The crash site was 88 feet to the right of the runway at Soldotna’s airport, NTSB officials said. The runway is paved and 5,000 feet long, according to the town’s website.
Records were being gathered on the airplane’s manufacture, maintenance, ownership and details on the Greenville residents’ trip, Weener said.
Investigators were analyzing five cell phones recovered from the crash site, according to NTSB officials.
NTSB officials said the airplane carrying the families wasn’t required to have a so-called black box, or data-recording device.
Weener said investigators removed the engine and propeller from the main wreckage at the Soldotna Municipal Airport. The engine was to be boxed and shipped to Honeywell in Phoenix for analysis, Weener said.
Investigators also were conducting interviews to build a 72-hour history of the pilot’s activities before the crash and will try independently to determine the weight and balance of the airplane as it took off, Weener said.
Investigators don’t know if the plane’s cargo shifted significantly on takeoff, but “we are in the process of making certain that we do find out,” Weener said.
The passengers weren’t carrying a lot of baggage because they intended just to stay at the lodge one night, Weener said. The plane also was carrying supplies to the lodge, but no large items that would cause its weight to shift measurably, he said.
The lodge provisions already were on the plane and the pilot loaded the baggage, Weener said.
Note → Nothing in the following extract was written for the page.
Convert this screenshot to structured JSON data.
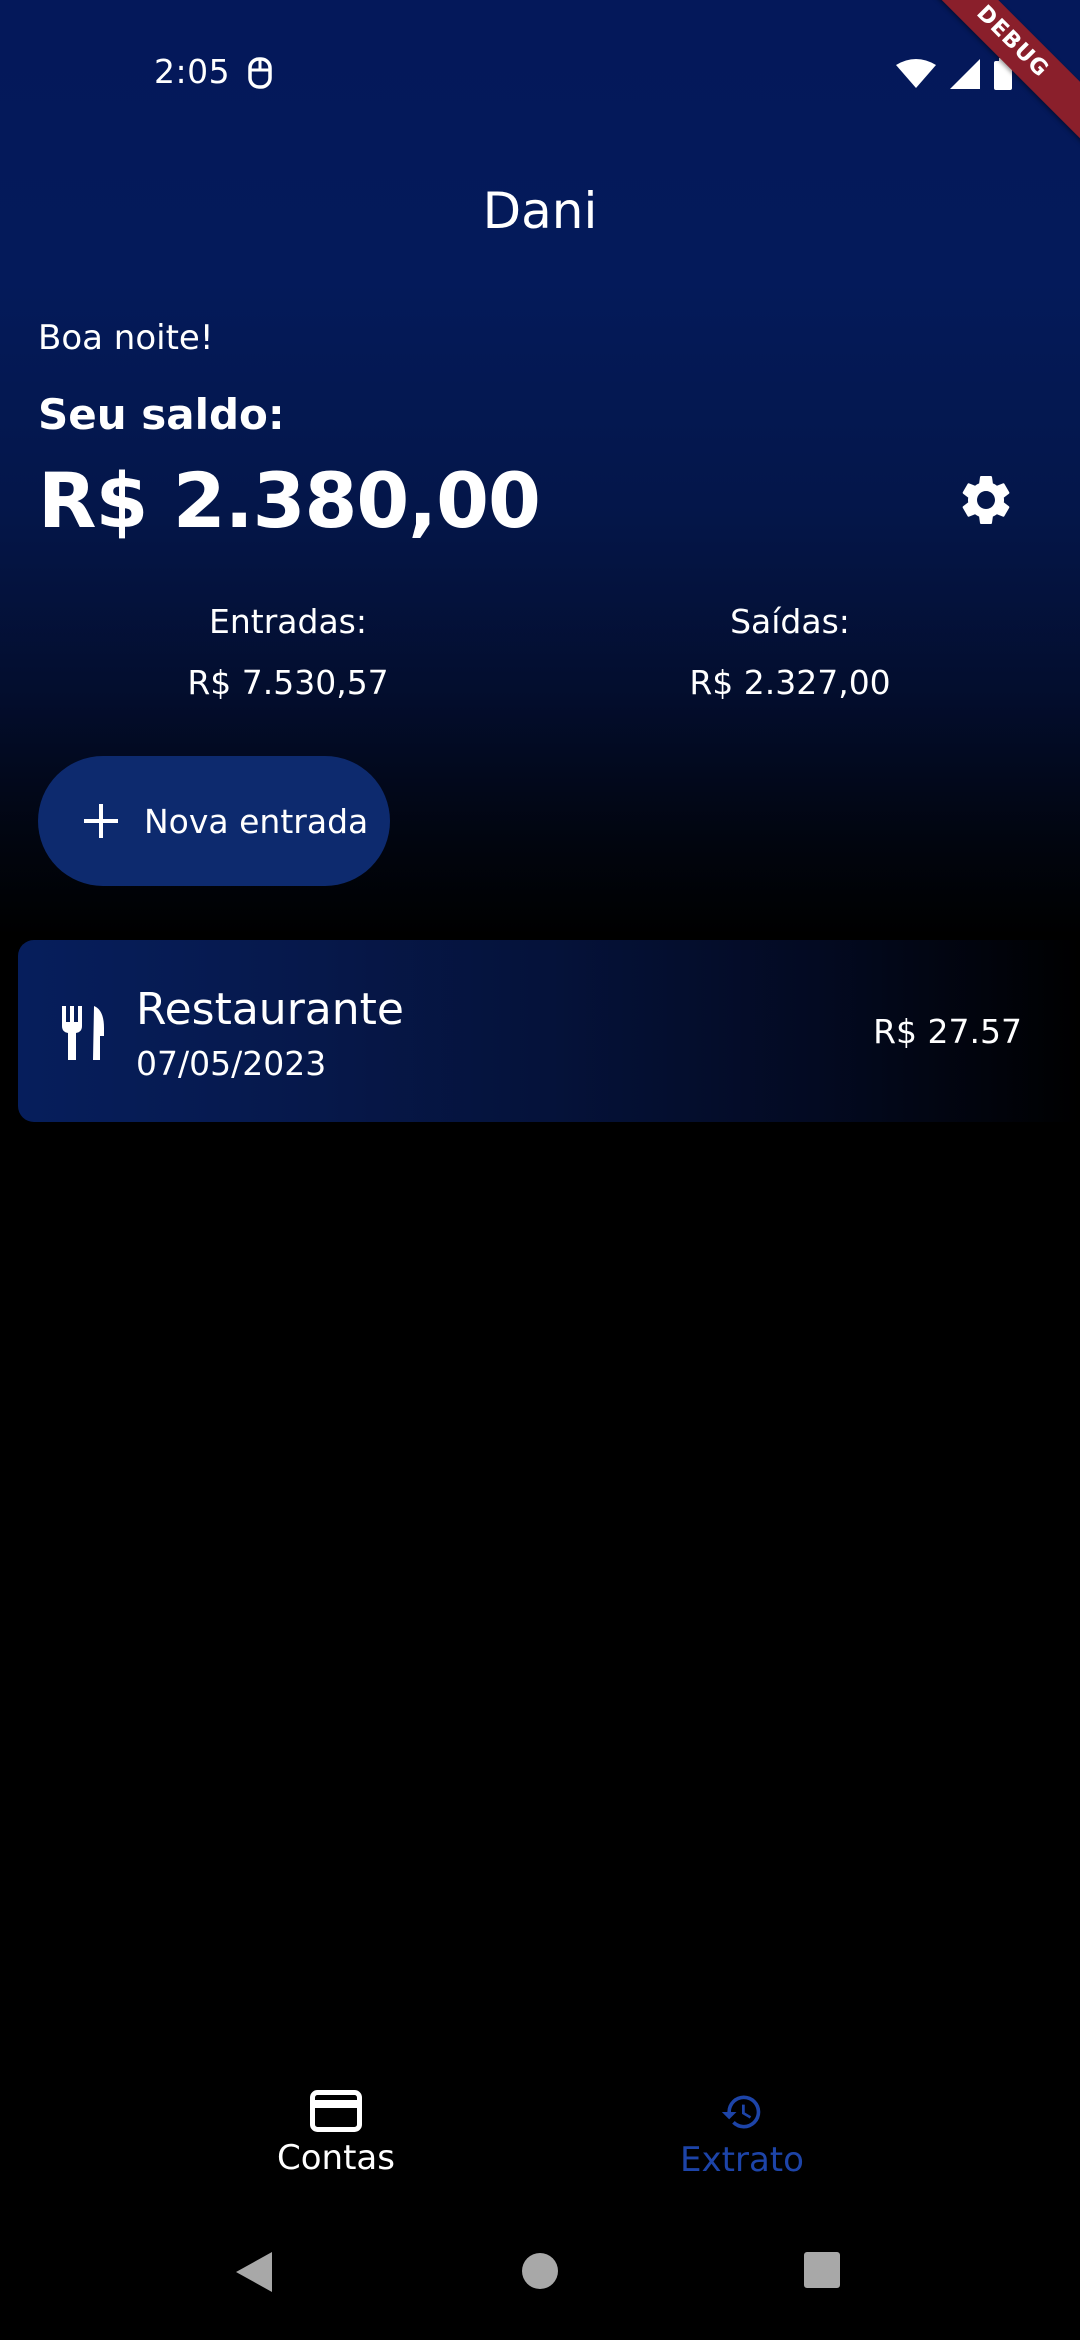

The aircraft didn’t carry an unusual number of passengers and winds at takeoff were light and variable, he said.
“This should not have been an abnormal operation,” he said.
As investigators search for answers, Erwin said Greenville will continue to grieve and pray that the families can be at peace.
Those who died “are in a better place,” he said. “We will get through it by our faith.”